I found this truism on a post called, 10 Rules of Tech Etiquette on Geoffrey Webb's blog.
The warning appears in Webb's ninth rule of tech etiquette: Put your camera away. As an aspiring photographer and iPhone owner, this rule attracted my attention. As Webb indicates, living in this age of constant publishing, sharing and exchanging of digital information can take our focus off of what's important. Technology has presented humankind with a paradox. The advent of social media is being marketed aggressively. 'Friend' has become a verb as well as a noun. An entire generation is pushing the limits of interaction, and at times, boundaries. In our rush to record life's great moments in 140-character tweets, witty status updates and candid pics of our friends, are we so focused on recording and sharing every aspect of our lives that those real, personal interactions lose the very depth and richness we strive to capture?"In your rush to record life, don't forget to live it."
I love technology. Recently, I've taken an avid interest in both photography and social media, so much so that I have to remind myself to unplug sometimes to read a book. Actually call someone. See a movie. Have dinner with family.
Sometimes, whether you're at work or with friends, you have to turn off the gadgets just to enjoy the 'fullness' of whatever is happening in that moment, simply because even the fastest shutter speed or highest HD camera can't capture it as well as the oldest recording device at our disposal: memory.

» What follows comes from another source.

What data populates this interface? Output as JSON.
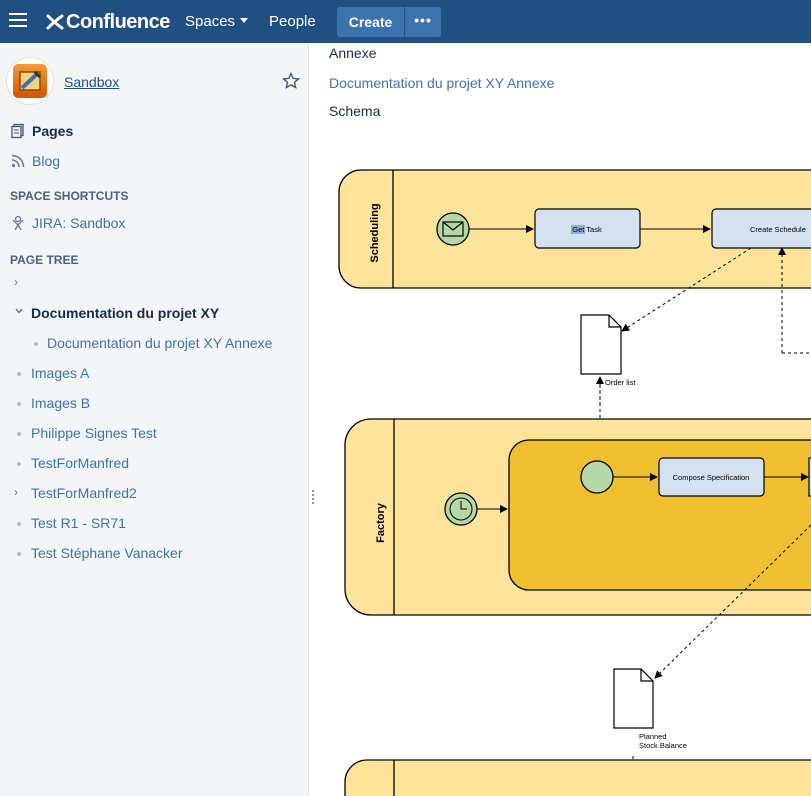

Webb's words are ones to live by, and reminded me of the feeling of giving up trying to capture Canada Day's amazing fireworks with my Canon Rebel to revel in the awesomeness of being there.